Reporter: Ebola is an outbreak on a devastating scale. There have been 8,000 people killed so far. Tell us what the conditions were like. You were in the Red Cross hospital in Sierra Leone?
Bob Handby: Yes I initially went to the Ebola treatment centre in a place called Kenama where the Red Cross had been operating for about six months. I only spent a few days there, that's where I expected to spend my time, but there had been a severe outbreak in a place called Kono, and I was asked to lead a team into Kono to see what the Red Cross response should be there.
Reporter: So what was it like? You've worked in some highly dangerous places like Rwanda, Uganda and Iraq. How did it compare?
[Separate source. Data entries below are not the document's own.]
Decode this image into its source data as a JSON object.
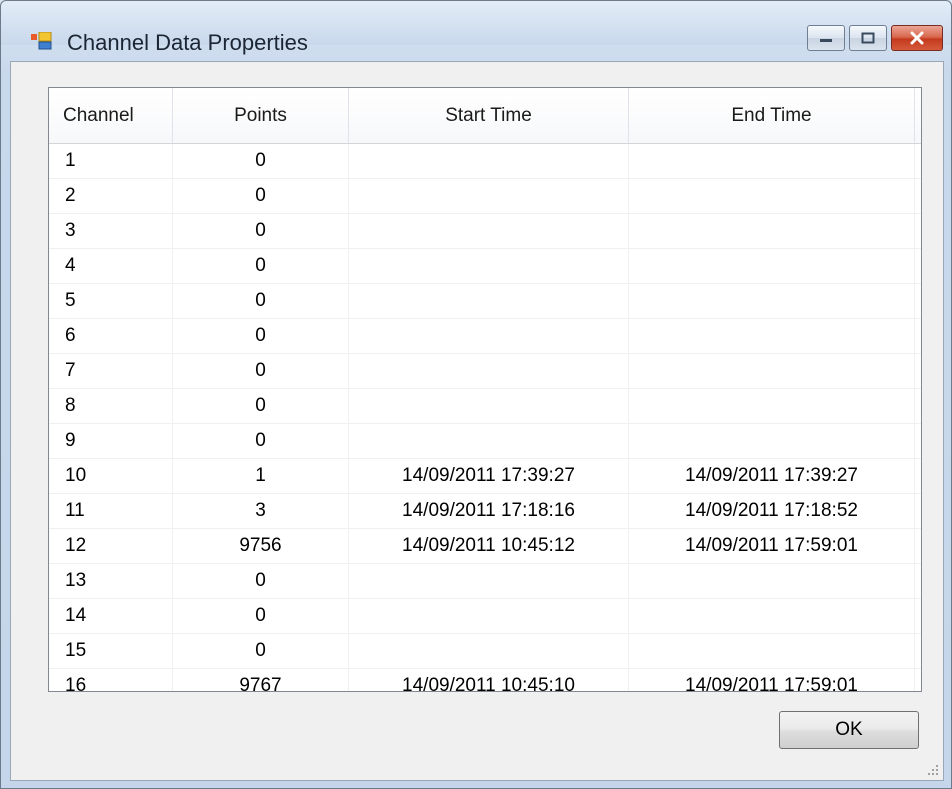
{
  "window": {
    "title": "Channel Data Properties",
    "controls": {
      "minimize": "minimize-icon",
      "maximize": "maximize-icon",
      "close": "close-icon"
    }
  },
  "table": {
    "columns": [
      "Channel",
      "Points",
      "Start Time",
      "End Time"
    ],
    "rows": [
      [
        "1",
        "0",
        "",
        ""
      ],
      [
        "2",
        "0",
        "",
        ""
      ],
      [
        "3",
        "0",
        "",
        ""
      ],
      [
        "4",
        "0",
        "",
        ""
      ],
      [
        "5",
        "0",
        "",
        ""
      ],
      [
        "6",
        "0",
        "",
        ""
      ],
      [
        "7",
        "0",
        "",
        ""
      ],
      [
        "8",
        "0",
        "",
        ""
      ],
      [
        "9",
        "0",
        "",
        ""
      ],
      [
        "10",
        "1",
        "14/09/2011 17:39:27",
        "14/09/2011 17:39:27"
      ],
      [
        "11",
        "3",
        "14/09/2011 17:18:16",
        "14/09/2011 17:18:52"
      ],
      [
        "12",
        "9756",
        "14/09/2011 10:45:12",
        "14/09/2011 17:59:01"
      ],
      [
        "13",
        "0",
        "",
        ""
      ],
      [
        "14",
        "0",
        "",
        ""
      ],
      [
        "15",
        "0",
        "",
        ""
      ],
      [
        "16",
        "9767",
        "14/09/2011 10:45:10",
        "14/09/2011 17:59:01"
      ]
    ]
  },
  "buttons": {
    "ok_label": "OK"
  },
  "colors": {
    "close_button": "#c43a1f",
    "titlebar": "#d2e0f0",
    "dialog_bg": "#f0f0f0"
  }
}
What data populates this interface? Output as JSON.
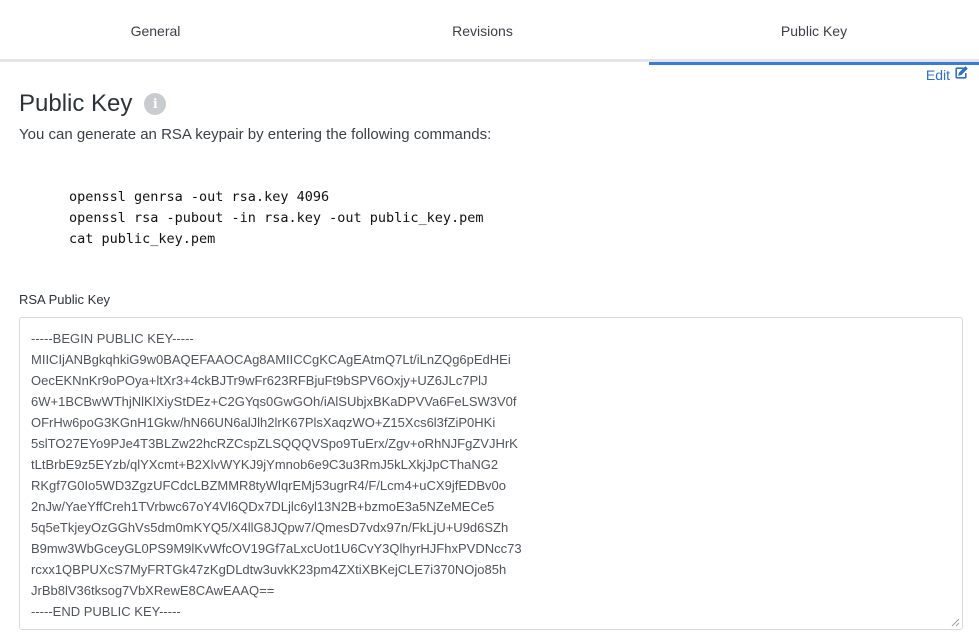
{
  "tabs": [
    {
      "label": "General"
    },
    {
      "label": "Revisions"
    },
    {
      "label": "Public Key"
    }
  ],
  "active_tab": "Public Key",
  "accent_color": "#3a7bd5",
  "edit": {
    "label": "Edit",
    "icon": "edit-icon"
  },
  "page": {
    "title": "Public Key",
    "info_icon": "info-icon",
    "description": "You can generate an RSA keypair by entering the following commands:"
  },
  "commands": [
    "openssl genrsa -out rsa.key 4096",
    "openssl rsa -pubout -in rsa.key -out public_key.pem",
    "cat public_key.pem"
  ],
  "public_key": {
    "label": "RSA Public Key",
    "lines": [
      "-----BEGIN PUBLIC KEY-----",
      "MIICIjANBgkqhkiG9w0BAQEFAAOCAg8AMIICCgKCAgEAtmQ7Lt/iLnZQg6pEdHEi",
      "OecEKNnKr9oPOya+ltXr3+4ckBJTr9wFr623RFBjuFt9bSPV6Oxjy+UZ6JLc7PlJ",
      "6W+1BCBwWThjNlKlXiyStDEz+C2GYqs0GwGOh/iAlSUbjxBKaDPVVa6FeLSW3V0f",
      "OFrHw6poG3KGnH1Gkw/hN66UN6alJlh2lrK67PlsXaqzWO+Z15Xcs6l3fZiP0HKi",
      "5slTO27EYo9PJe4T3BLZw22hcRZCspZLSQQQVSpo9TuErx/Zgv+oRhNJFgZVJHrK",
      "tLtBrbE9z5EYzb/qlYXcmt+B2XlvWYKJ9jYmnob6e9C3u3RmJ5kLXkjJpCThaNG2",
      "RKgf7G0Io5WD3ZgzUFCdcLBZMMR8tyWlqrEMj53ugrR4/F/Lcm4+uCX9jfEDBv0o",
      "2nJw/YaeYffCreh1TVrbwc67oY4Vl6QDx7DLjlc6yl13N2B+bzmoE3a5NZeMECe5",
      "5q5eTkjeyOzGGhVs5dm0mKYQ5/X4llG8JQpw7/QmesD7vdx97n/FkLjU+U9d6SZh",
      "B9mw3WbGceyGL0PS9M9lKvWfcOV19Gf7aLxcUot1U6CvY3QlhyrHJFhxPVDNcc73",
      "rcxx1QBPUXcS7MyFRTGk47zKgDLdtw3uvkK23pm4ZXtiXBKejCLE7i370NOjo85h",
      "JrBb8lV36tksog7VbXRewE8CAwEAAQ==",
      "-----END PUBLIC KEY-----"
    ]
  }
}
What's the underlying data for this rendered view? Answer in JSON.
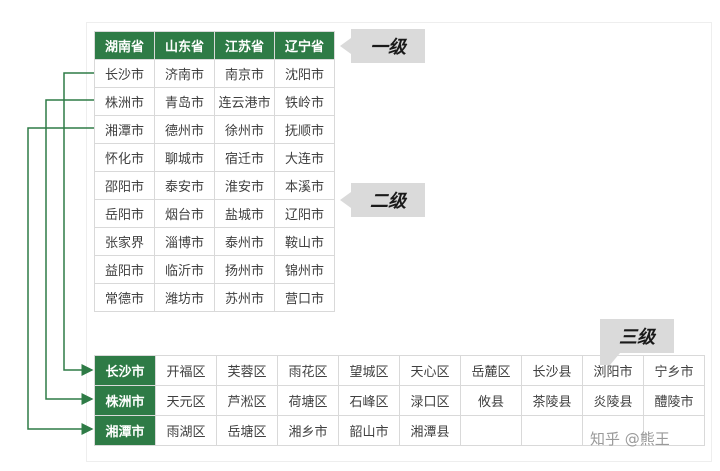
{
  "level1": {
    "headers": [
      "湖南省",
      "山东省",
      "江苏省",
      "辽宁省"
    ],
    "rows": [
      [
        "长沙市",
        "济南市",
        "南京市",
        "沈阳市"
      ],
      [
        "株洲市",
        "青岛市",
        "连云港市",
        "铁岭市"
      ],
      [
        "湘潭市",
        "德州市",
        "徐州市",
        "抚顺市"
      ],
      [
        "怀化市",
        "聊城市",
        "宿迁市",
        "大连市"
      ],
      [
        "邵阳市",
        "泰安市",
        "淮安市",
        "本溪市"
      ],
      [
        "岳阳市",
        "烟台市",
        "盐城市",
        "辽阳市"
      ],
      [
        "张家界",
        "淄博市",
        "泰州市",
        "鞍山市"
      ],
      [
        "益阳市",
        "临沂市",
        "扬州市",
        "锦州市"
      ],
      [
        "常德市",
        "潍坊市",
        "苏州市",
        "营口市"
      ]
    ]
  },
  "level3": {
    "rows": [
      {
        "city": "长沙市",
        "districts": [
          "开福区",
          "芙蓉区",
          "雨花区",
          "望城区",
          "天心区",
          "岳麓区",
          "长沙县",
          "浏阳市",
          "宁乡市"
        ]
      },
      {
        "city": "株洲市",
        "districts": [
          "天元区",
          "芦淞区",
          "荷塘区",
          "石峰区",
          "渌口区",
          "攸县",
          "茶陵县",
          "炎陵县",
          "醴陵市"
        ]
      },
      {
        "city": "湘潭市",
        "districts": [
          "雨湖区",
          "岳塘区",
          "湘乡市",
          "韶山市",
          "湘潭县",
          "",
          "",
          "",
          ""
        ]
      }
    ]
  },
  "callouts": {
    "first": "一级",
    "second": "二级",
    "third": "三级"
  },
  "watermark": "知乎 @熊王",
  "colors": {
    "header_green": "#2e7b46",
    "line_green": "#2e7b46",
    "callout_gray": "#dadada"
  }
}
Bob Handby: It was very different. I felt quite comfortable from a safety point of view. It was in my own control as to the chances of catching Ebola myself, where as some of the war zones I've been in before, where there have been landmines and shelling, it wasn't in my control. So from a safety point of view I wasn't overly concerned about it. Having said that, I wasn't naïve not to realise it was a dangerous situation and I took all the necessary precautions.
Reporter: And so much loss of life, families torn apart, children orphaned. How did you cope with the tragedy around you?
Bob Handby: It's very sad. One of the differences between this disaster and some of the others I've been to, previously I've been to ones where people have been dead before I arrived. But here you see the families come in to the treatment centre, Mum and Dad and a couple of children, and the toughest part was seeing those families having to be separated because Mum and Dad and one of the children might be positive for Ebola and one of them not. The one that was negative had to be taken away from the parents for its own protection, obviously not understanding the reasons why.
It's a bit like Australian children, you take a child away from its parents and they yell out for Mum and Dad, particularly when it's being done by people dressed in full personal protection, it would have been very scary for them without having to be separated. So you'd follow the families through. Sometimes they'd come in looking reasonably healthy then after a week or a few days some of them were being buried. It's very sad.
You can watch a video of the full interview on the TODAY show website.
Please help Red Cross fight Ebola by donating to the Ebola Outbreak Appeal.